> **WORK ITEM**: Tally the lines in the following entries that include the word "label"; state only the total.

> **MATERIAL FOR THIS TASK**:
......

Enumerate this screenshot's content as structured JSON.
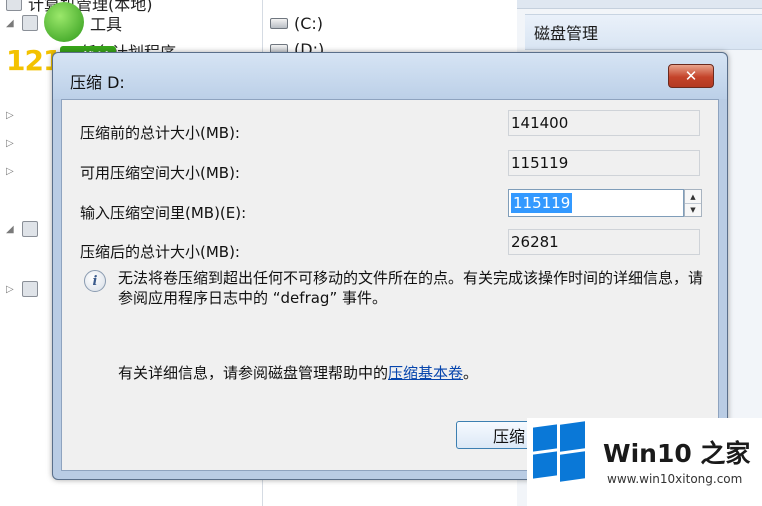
{
  "background": {
    "tree_items": [
      "计算机管理(本地)",
      "工具",
      "任务计划程序"
    ],
    "drives": [
      "(C:)",
      "(D:)"
    ],
    "actions_item": "磁盘管理",
    "logo_text": "121",
    "logo_badge": "下载站"
  },
  "dialog": {
    "title": "压缩 D:",
    "close_symbol": "✕",
    "fields": [
      {
        "label": "压缩前的总计大小(MB):",
        "value": "141400"
      },
      {
        "label": "可用压缩空间大小(MB):",
        "value": "115119"
      },
      {
        "label": "输入压缩空间里(MB)(E):",
        "value": "115119"
      },
      {
        "label": "压缩后的总计大小(MB):",
        "value": "26281"
      }
    ],
    "info_text": "无法将卷压缩到超出任何不可移动的文件所在的点。有关完成该操作时间的详细信息，请参阅应用程序日志中的 “defrag” 事件。",
    "help_prefix": "有关详细信息，请参阅磁盘管理帮助中的",
    "help_link": "压缩基本卷",
    "help_suffix": "。",
    "shrink_button": "压缩"
  },
  "watermark": {
    "brand": "Win10 之家",
    "url": "www.win10xitong.com"
  },
  "colors": {
    "selection": "#3399ff",
    "link": "#0645ad",
    "close_button": "#c4432a",
    "windows_blue": "#0a78d7"
  }
}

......

> **FINISHED EXERCISE**: 4